I think the overall goal, or at least one major goal, of this book is to articulate his own picture of space. We are trying to figure out what's going on in this world, but first we need to decide what *is* the world. A 3D Euclidean space is intuitively comfortable but it is not a helpful construct to represent events, especially the relation of events. The tagged urn system discussed in this book can be an good example of what Holland think is a more meaningful construct of space.
Spaces, or Urns, here are autonomous, or say self-centered, or say relativistic, but interactive. The thing I like the most about tags is gives a general and natural description of the hierarchical systems in nature. I would call it peudo-hierarchy, since there are in fact only sequences, but no absolutely high or low, or say up stream or down stream.
This was really great in terms of its exploration, examples and so forth. Some parts are quite inspiring I think for any field, but Im also sure there is a lot I failed to absorb. Its the type of book I plan to re-read 5 years in the future and take in on a different level.
I was very disappointed by this book - I'd read the free sample on Kindle and it looked very interesting. Luckily, I got it from a library as I would really have hated to pay full price.
The premise is that you can model many aspects of complex adaptive systems (CAS's) using the mathematical formalism of Dynamic Generated Systems (dgs's (Holland's non-capitalization)).
He asserts that dgs's can model ecosystems, organisms, biological cells, economies, governments and more. Dgs's model the idea of an agent with a boundary that processes input signals and generates output signals.
He slowly builds up a more complex model but never provides enough detail, cherry-picks from hundreds of different examples while never providing a single convincing worked example.
He flips between levels (organism/species) too readily. For example, although he states that a species is an agent, a species does not have the same behaviour as an organism and does not even have a clear boundary.
He doesn't provide any worked examples of how his formalisms can model anything complex in the real world. His worked examples are of trivial problems; fair enough, but his claims at the end that they can be extended to the real examples that he cites fail to be convincing. It is all argument by weak analogy.
Since his models are simulations of CAS's, and there is no worked example to compare with a real world model, there is no way to know if they could be useful.

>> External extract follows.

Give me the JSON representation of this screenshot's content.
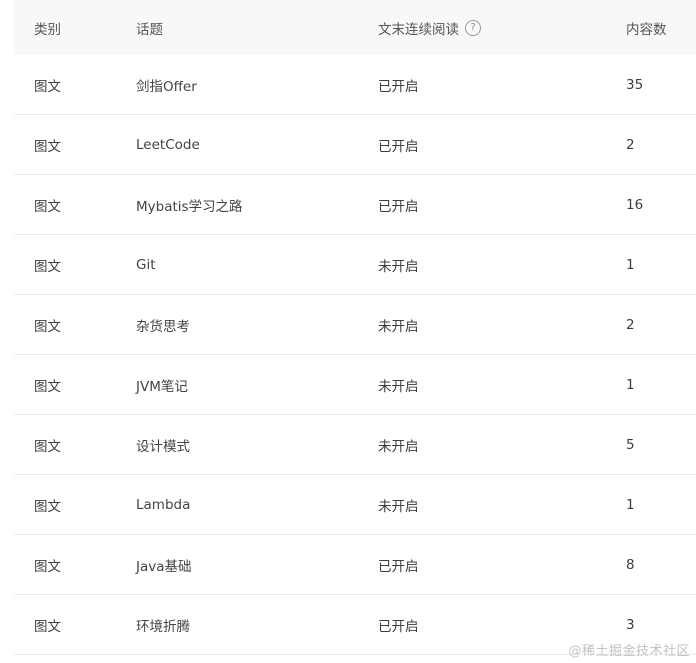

While I am usually sceptical about theories of everything of any kind, Holland's book is very good at explaining complex adaptive systems as models of seemingly unrelated things like genes, populations, economy and language.
The book reads like a college textbook with a matter of fact, deliberate tone. In each chapter a more complex and powerful models are introduced with more and more bizarre mathematical notations. The quirky way of modeling is why the book is a star off of perfect score. The other problem I see is that most of the examples are from system biology, and not enough from social sciences.
Author gave an overview and a quite deep exloratory investigation of the signal/boundary systems theory. There is a lot from complex adaptive systems. The theory is quite profound and interesting for those who want to understand origins of life, complex organisms, markets and economy. Though, the text of the book is quite abstract and sometimes hard to read.
Highly likely, in this book J. H. Holland tries to summarize his last thoughts on complex adaptive system in his old age. Could serve as a book for inspriations for anyone who are working in a field of CAS that is discussed in the book. The theorization looks too general to be immediately useful.
J. H. Holland presents another take on an overarching theory of complex adaptive systems such as financial markets, ecosystems, cells, or human organisations. The objective is to explain, or at least reproduce some of their key features including differentiation, specialisation, niche, etc. The author focuses here on signals and boundaries, that is one the mechanisms that could yields structures and communications between them.
I found the book interesting, but I did not really get how the many pieces fit together. The urn model, the learning classifier systems, etc., are all fascinating but still look like disconnected pieces to me. Besides, I am happy that I had already read two of the author's books, especially Hidden Order: How Adaptation Builds Complexity and Emergence: From Chaos To Order in particular. I found the text not really self-contained, especially when it comes to the Echo models.